A study recently published has raised questions over natural gas’s use in motor vehicles. It is argued that the production of natural gas results in methane leaking into the atmosphere, which contributes to climate change and limits the environmental benefits of natural gas. It is estimated that approximately 2.4% of methane in natural gas leaks into the atmosphere.
WASHINGTON—As U.S. lawmakers promote natural gas as a way to reduce air pollution, a scientific study published this week questions the benefits of the fuel when used to power vehicles and generate electricity.
The study authors said methane leaks from the production and transportation of natural gas should be studied in greater detail before the U.S. adopts any major policy shifts.
The study, co-written by scientists at several universities and the environmental group Environmental Defense Fund, wades into an increasingly murky area of energy research. In it, scientists said the production of natural gas results in methane leaking into the atmosphere, which contributes to climate change and limits the environmental benefits of natural gas. Methane, the primary component in natural gas, is more potent than carbon dioxide as a greenhouse gas but decomposes more quickly in the atmosphere.
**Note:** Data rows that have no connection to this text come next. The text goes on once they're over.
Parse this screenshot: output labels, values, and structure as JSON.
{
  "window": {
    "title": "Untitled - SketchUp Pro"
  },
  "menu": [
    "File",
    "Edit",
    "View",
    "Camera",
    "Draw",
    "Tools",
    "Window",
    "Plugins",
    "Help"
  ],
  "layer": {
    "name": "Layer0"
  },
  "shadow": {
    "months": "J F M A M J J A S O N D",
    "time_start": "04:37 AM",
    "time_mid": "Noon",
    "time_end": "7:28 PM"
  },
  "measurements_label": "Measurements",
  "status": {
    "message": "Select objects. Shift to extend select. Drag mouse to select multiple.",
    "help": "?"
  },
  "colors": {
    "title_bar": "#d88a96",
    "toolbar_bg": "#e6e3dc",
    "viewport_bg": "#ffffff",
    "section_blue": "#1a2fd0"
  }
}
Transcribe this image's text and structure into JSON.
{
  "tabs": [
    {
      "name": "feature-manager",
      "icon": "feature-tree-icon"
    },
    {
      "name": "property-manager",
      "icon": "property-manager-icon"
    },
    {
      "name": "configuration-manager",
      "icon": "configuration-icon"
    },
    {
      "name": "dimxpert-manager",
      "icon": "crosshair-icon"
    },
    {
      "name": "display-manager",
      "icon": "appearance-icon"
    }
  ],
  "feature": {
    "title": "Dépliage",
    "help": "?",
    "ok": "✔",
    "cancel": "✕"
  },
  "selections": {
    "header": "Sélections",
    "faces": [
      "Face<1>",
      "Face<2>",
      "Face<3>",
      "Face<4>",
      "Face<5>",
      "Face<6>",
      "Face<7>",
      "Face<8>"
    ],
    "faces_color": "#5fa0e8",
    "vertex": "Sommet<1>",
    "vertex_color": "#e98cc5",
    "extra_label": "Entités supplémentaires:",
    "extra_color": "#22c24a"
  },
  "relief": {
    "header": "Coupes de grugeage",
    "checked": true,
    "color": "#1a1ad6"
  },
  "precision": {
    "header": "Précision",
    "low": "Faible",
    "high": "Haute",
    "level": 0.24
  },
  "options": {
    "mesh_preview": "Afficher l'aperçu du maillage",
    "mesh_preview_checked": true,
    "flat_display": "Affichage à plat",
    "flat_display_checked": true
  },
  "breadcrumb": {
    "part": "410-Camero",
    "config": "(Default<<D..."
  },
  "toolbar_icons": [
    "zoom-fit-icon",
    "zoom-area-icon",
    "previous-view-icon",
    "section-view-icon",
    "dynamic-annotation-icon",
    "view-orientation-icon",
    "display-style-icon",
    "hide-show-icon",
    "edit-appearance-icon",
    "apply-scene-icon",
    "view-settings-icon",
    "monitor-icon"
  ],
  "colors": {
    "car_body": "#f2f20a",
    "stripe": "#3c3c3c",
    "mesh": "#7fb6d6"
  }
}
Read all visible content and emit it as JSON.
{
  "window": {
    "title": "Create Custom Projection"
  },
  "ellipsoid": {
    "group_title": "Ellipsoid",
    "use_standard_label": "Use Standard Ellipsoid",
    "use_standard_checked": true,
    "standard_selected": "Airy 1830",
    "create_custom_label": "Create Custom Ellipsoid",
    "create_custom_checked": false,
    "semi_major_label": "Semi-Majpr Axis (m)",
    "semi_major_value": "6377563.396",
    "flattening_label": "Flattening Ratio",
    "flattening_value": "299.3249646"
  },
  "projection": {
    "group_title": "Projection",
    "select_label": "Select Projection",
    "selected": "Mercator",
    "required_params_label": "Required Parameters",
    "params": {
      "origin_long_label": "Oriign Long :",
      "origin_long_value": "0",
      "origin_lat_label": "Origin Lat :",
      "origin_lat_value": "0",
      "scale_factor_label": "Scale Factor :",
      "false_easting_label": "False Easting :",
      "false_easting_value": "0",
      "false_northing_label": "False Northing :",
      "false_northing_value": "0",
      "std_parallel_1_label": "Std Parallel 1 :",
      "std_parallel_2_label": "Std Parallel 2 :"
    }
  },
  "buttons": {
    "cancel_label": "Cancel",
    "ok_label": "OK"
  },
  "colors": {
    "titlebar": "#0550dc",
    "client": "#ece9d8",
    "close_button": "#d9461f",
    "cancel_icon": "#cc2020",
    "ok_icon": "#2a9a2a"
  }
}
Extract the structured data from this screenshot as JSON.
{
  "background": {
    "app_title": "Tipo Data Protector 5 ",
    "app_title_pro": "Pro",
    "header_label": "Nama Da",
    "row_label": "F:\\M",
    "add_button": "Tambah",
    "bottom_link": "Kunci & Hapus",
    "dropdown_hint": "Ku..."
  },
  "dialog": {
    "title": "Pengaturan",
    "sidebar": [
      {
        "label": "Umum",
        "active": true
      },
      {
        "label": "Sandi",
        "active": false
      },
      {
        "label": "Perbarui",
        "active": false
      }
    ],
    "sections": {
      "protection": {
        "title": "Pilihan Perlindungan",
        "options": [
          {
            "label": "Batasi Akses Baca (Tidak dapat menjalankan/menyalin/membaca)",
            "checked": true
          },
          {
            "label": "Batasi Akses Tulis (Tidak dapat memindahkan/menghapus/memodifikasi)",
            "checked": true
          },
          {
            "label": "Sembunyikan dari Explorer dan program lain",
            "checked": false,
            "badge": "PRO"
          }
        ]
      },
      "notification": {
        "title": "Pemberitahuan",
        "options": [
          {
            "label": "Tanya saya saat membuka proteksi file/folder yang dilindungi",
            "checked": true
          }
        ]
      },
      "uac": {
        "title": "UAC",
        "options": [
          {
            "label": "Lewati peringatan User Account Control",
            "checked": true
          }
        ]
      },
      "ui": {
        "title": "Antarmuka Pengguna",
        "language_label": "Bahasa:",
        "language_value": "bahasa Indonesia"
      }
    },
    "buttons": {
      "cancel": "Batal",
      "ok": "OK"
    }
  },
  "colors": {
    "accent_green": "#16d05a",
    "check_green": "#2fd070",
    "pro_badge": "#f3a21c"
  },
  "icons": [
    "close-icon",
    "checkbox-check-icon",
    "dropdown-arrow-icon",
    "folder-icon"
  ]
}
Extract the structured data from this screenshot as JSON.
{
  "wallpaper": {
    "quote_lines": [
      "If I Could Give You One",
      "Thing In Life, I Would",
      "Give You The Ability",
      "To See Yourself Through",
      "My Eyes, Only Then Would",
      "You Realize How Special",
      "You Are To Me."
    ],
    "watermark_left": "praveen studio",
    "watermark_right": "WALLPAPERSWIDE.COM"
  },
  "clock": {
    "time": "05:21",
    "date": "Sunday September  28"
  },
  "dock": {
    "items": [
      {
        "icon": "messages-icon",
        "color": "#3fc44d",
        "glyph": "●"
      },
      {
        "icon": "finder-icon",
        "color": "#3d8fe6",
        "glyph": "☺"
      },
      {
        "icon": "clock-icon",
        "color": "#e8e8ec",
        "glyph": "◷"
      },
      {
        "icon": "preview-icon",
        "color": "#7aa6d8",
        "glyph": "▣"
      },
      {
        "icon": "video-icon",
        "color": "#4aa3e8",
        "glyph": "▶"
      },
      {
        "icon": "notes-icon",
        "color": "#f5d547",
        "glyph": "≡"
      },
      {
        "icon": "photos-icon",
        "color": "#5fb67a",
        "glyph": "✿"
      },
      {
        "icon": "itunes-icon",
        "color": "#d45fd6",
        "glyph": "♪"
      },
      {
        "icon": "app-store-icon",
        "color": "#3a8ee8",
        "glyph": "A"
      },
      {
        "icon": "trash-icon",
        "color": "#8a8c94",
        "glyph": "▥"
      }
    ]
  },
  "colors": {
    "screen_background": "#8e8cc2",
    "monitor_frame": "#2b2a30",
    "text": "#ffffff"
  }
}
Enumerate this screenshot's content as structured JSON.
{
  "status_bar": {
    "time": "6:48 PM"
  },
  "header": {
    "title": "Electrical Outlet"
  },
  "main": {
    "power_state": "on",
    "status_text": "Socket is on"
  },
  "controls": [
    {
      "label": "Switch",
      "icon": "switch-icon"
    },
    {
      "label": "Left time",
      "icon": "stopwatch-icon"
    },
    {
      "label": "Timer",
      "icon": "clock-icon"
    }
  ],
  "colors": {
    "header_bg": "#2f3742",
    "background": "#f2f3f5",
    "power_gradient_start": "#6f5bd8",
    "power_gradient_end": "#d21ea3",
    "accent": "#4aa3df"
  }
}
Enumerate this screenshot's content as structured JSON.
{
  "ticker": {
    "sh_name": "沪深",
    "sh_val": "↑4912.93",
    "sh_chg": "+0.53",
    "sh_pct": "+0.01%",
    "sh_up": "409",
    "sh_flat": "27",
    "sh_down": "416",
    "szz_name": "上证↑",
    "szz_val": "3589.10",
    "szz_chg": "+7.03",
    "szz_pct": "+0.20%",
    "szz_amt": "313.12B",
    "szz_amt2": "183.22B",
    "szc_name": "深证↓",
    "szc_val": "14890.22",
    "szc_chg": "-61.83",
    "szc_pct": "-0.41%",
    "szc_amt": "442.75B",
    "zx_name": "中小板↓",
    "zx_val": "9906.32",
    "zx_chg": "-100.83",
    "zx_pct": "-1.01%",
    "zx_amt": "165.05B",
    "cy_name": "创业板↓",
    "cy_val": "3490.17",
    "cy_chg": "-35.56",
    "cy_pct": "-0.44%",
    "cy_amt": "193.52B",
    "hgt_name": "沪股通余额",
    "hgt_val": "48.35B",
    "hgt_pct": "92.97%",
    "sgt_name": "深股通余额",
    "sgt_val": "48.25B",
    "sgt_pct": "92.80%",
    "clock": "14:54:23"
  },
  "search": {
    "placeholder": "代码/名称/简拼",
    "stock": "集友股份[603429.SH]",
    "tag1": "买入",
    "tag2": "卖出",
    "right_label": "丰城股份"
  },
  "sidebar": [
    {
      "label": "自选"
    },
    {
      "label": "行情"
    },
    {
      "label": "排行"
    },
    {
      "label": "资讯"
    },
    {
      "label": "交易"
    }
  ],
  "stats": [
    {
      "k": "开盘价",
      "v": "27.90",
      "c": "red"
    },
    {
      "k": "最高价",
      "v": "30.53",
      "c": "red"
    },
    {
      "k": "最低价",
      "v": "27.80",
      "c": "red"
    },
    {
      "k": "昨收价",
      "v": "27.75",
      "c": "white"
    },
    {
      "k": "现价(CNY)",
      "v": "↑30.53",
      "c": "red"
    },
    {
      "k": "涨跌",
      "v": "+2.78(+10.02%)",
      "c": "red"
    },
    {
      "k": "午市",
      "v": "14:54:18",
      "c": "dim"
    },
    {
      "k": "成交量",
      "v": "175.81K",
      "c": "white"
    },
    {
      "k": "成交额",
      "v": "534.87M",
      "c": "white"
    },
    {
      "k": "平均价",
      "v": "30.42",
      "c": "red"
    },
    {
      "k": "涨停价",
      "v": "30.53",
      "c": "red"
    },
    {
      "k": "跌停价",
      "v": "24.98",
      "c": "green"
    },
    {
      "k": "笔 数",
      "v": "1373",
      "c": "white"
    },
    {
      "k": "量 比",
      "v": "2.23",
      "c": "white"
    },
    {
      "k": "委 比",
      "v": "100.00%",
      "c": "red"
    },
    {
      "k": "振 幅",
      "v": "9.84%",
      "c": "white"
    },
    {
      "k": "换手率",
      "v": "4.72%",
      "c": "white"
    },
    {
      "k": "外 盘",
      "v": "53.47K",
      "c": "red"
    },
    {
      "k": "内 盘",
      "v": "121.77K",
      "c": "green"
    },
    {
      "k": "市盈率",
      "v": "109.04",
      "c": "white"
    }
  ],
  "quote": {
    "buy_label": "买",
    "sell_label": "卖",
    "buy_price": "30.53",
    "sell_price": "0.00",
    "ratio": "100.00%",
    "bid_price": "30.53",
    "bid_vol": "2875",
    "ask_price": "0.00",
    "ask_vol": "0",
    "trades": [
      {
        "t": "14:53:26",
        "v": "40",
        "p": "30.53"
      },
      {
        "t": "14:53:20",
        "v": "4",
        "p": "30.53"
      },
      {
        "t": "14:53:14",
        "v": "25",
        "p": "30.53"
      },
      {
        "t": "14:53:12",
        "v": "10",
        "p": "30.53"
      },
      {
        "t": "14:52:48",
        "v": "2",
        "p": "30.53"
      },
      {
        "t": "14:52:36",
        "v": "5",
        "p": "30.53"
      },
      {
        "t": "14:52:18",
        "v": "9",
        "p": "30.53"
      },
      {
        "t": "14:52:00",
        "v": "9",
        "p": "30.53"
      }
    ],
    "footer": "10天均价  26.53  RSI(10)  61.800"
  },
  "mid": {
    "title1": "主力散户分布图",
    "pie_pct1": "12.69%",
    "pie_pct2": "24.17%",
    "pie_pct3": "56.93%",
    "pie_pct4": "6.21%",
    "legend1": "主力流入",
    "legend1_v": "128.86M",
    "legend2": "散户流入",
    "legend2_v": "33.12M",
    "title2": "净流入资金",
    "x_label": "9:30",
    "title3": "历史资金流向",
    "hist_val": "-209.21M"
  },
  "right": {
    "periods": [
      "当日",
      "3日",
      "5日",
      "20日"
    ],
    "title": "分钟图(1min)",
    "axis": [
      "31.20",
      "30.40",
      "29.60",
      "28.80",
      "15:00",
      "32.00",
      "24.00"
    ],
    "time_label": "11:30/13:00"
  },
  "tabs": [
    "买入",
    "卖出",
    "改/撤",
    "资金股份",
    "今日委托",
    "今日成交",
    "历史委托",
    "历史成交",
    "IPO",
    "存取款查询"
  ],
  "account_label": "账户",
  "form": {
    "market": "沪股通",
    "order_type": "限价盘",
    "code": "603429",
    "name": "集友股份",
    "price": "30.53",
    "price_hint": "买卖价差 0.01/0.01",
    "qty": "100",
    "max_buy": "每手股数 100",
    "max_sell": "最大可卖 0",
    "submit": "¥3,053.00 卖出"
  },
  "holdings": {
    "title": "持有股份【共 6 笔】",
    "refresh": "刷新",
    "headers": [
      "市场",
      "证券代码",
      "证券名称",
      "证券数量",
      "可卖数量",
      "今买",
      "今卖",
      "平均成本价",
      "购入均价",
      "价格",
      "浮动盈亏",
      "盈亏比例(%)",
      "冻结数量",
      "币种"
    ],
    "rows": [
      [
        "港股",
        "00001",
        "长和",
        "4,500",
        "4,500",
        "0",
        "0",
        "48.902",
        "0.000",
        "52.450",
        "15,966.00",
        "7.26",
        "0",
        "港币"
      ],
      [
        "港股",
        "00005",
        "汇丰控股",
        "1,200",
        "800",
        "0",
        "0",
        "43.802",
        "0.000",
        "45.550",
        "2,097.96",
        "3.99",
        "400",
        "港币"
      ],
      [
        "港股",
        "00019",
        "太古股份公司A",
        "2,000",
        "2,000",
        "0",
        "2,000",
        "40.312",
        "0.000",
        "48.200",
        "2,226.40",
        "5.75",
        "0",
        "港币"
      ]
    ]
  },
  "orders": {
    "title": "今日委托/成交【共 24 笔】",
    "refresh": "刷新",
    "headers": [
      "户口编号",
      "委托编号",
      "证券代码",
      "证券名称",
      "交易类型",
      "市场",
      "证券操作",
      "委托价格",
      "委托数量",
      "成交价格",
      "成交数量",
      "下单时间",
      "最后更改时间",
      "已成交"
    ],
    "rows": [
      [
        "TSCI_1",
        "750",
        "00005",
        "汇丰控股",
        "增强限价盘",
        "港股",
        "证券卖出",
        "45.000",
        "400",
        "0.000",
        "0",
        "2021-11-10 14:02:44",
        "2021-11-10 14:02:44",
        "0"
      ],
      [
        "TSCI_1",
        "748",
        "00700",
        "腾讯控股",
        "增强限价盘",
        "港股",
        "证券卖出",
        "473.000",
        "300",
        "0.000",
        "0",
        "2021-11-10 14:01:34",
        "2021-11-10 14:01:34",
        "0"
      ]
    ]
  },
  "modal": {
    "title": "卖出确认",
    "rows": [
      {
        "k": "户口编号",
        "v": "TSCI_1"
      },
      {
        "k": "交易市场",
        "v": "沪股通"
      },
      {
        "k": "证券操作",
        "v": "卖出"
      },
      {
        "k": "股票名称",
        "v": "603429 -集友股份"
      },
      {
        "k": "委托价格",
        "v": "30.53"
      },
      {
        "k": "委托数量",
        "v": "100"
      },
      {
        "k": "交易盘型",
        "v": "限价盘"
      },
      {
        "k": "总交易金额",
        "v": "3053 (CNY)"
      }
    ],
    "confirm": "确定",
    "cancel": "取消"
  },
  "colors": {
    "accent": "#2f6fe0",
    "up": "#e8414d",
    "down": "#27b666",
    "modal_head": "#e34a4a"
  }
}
The research comes at a time when President Obama and other U.S. lawmakers are hailing natural gas as a fuel of the future, capable of replacing coal in power plants and gasoline in cars. That is because it is thought to be better for the environment and is produced in abundance in the U.S.
A boom in natural-gas production, made possible by recent advances in drilling technology, has driven down prices to about $2 per million British thermal units. At the same time, however, the Obama administration is developing stringent new rules for power plants that are likely to force some owners to abandon coal in favor of cleaner-burning natural gas.
Source: Wall Street Journal